Search the data for the string "resim" and gather each line it is in.
*** DATA ***
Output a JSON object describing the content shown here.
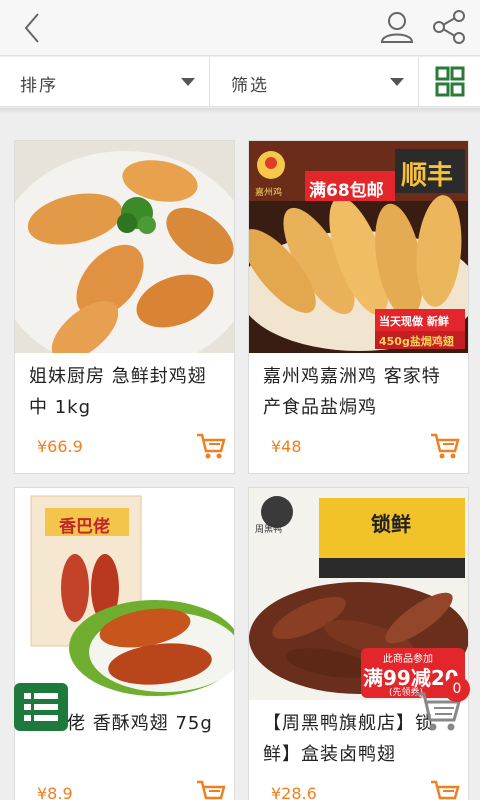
{
  "header": {
    "back_icon": "chevron-left-icon",
    "user_icon": "user-icon",
    "share_icon": "share-icon"
  },
  "filterbar": {
    "sort_label": "排序",
    "filter_label": "筛选",
    "grid_icon": "grid-view-icon",
    "accent_color": "#2a7a3a"
  },
  "products": [
    {
      "title": "姐妹厨房 急鲜封鸡翅中 1kg",
      "price": "¥66.9"
    },
    {
      "title": "嘉州鸡嘉洲鸡 客家特产食品盐焗鸡",
      "price": "¥48",
      "badges": {
        "promo": "满68包邮",
        "courier": "顺丰",
        "fresh": "当天现做 新鲜",
        "weight": "450g盐焗鸡翅",
        "brand": "嘉州鸡"
      }
    },
    {
      "title": "香巴佬 香酥鸡翅 75g",
      "price": "¥8.9",
      "badges": {
        "brand": "香巴佬"
      }
    },
    {
      "title": "【周黑鸭旗舰店】锁鲜】盒装卤鸭翅",
      "price": "¥28.6",
      "badges": {
        "brand": "周黑鸭",
        "box": "锁鲜",
        "promo": "满99减20",
        "promo_top": "此商品参加",
        "promo_sub": "(先领券)"
      }
    }
  ],
  "floating": {
    "list_icon": "list-icon",
    "cart_icon": "cart-icon",
    "cart_badge": "0"
  },
  "colors": {
    "price": "#f07f1f",
    "accent": "#2a7a3a",
    "badge": "#e3262b"
  }
}
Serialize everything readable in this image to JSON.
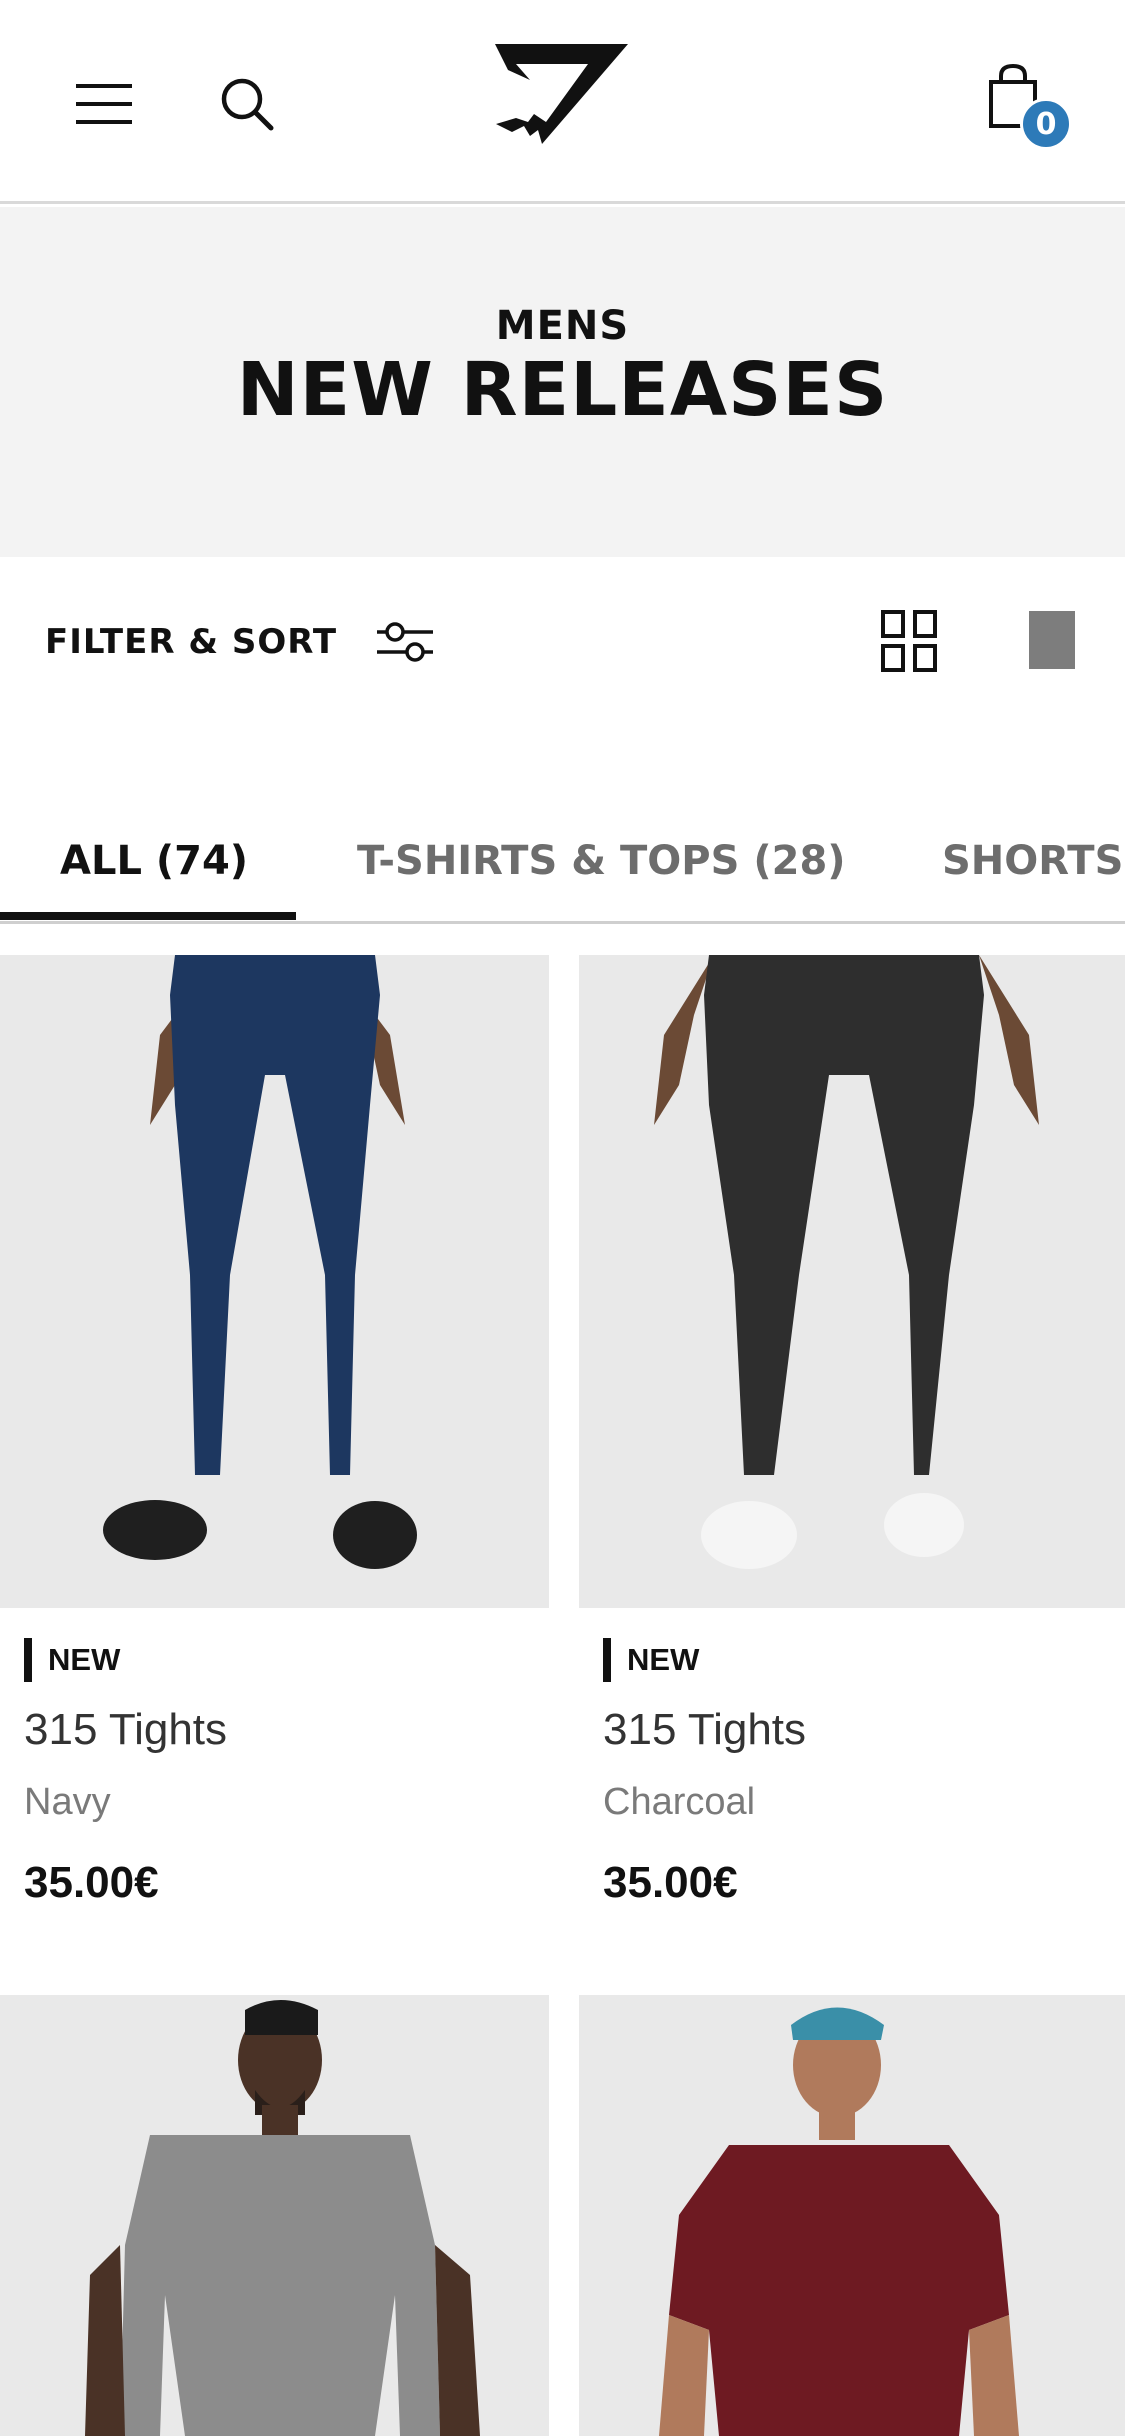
{
  "header": {
    "menu_icon": "hamburger-menu-icon",
    "search_icon": "search-icon",
    "logo_icon": "brand-logo",
    "bag_icon": "shopping-bag-icon",
    "bag_count": "0",
    "accent_color": "#2d7ab8"
  },
  "hero": {
    "subtitle": "MENS",
    "title": "NEW RELEASES"
  },
  "filter_bar": {
    "filter_label": "FILTER & SORT",
    "filter_icon": "sliders-icon",
    "grid_view_icon": "grid-view-icon",
    "single_view_icon": "single-view-icon"
  },
  "tabs": [
    {
      "label": "ALL (74)",
      "active": true
    },
    {
      "label": "T-SHIRTS & TOPS (28)",
      "active": false
    },
    {
      "label": "SHORTS",
      "active": false
    }
  ],
  "products": [
    {
      "badge": "NEW",
      "name": "315 Tights",
      "color": "Navy",
      "price": "35.00€",
      "garment_color": "#1d3760"
    },
    {
      "badge": "NEW",
      "name": "315 Tights",
      "color": "Charcoal",
      "price": "35.00€",
      "garment_color": "#2e2e2e"
    },
    {
      "garment_color": "#8c8c8c"
    },
    {
      "garment_color": "#6e1a22"
    }
  ]
}
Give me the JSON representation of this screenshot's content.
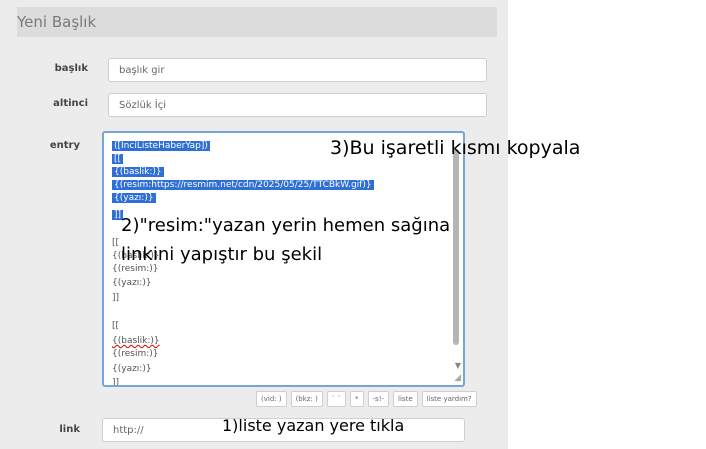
{
  "header": {
    "title": "Yeni Başlık"
  },
  "form": {
    "title_label": "başlık",
    "title_placeholder": "başlık gir",
    "category_label": "altinci",
    "category_value": "Sözlük İçi",
    "entry_label": "entry",
    "link_label": "link",
    "link_placeholder": "http://"
  },
  "editor": {
    "lines_selected": [
      "([InciListeHaberYap])",
      "[[",
      "{(baslik:)}",
      "{(resim:https://resmim.net/cdn/2025/05/25/TTCBkW.gif)}",
      "{(yazı:)}",
      "]]"
    ],
    "lines_rest": [
      "[[",
      "{(baslik:)}",
      "{(resim:)}",
      "{(yazı:)}",
      "]]",
      "",
      "[[",
      "{(baslik:)}",
      "{(resim:)}",
      "{(yazı:)}",
      "]]"
    ]
  },
  "toolbar": {
    "buttons": [
      "(vid: )",
      "(bkz: )",
      "` `",
      "*",
      "-s!-",
      "liste",
      "liste yardım?"
    ]
  },
  "annotations": {
    "step1": "1)liste yazan yere tıkla",
    "step2_line1": "2)\"resim:\"yazan yerin hemen sağına",
    "step2_line2": "linkini yapıştır bu şekil",
    "step3": "3)Bu işaretli kısmı kopyala"
  }
}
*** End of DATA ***
- **TASK ANSWER**:
      "{(resim:https://resmim.net/cdn/2025/05/25/TTCBkW.gif)}",
      "{(resim:)}",
      "{(resim:)}",
    "step2_line1": "2)\"resim:\"yazan yerin hemen sağına",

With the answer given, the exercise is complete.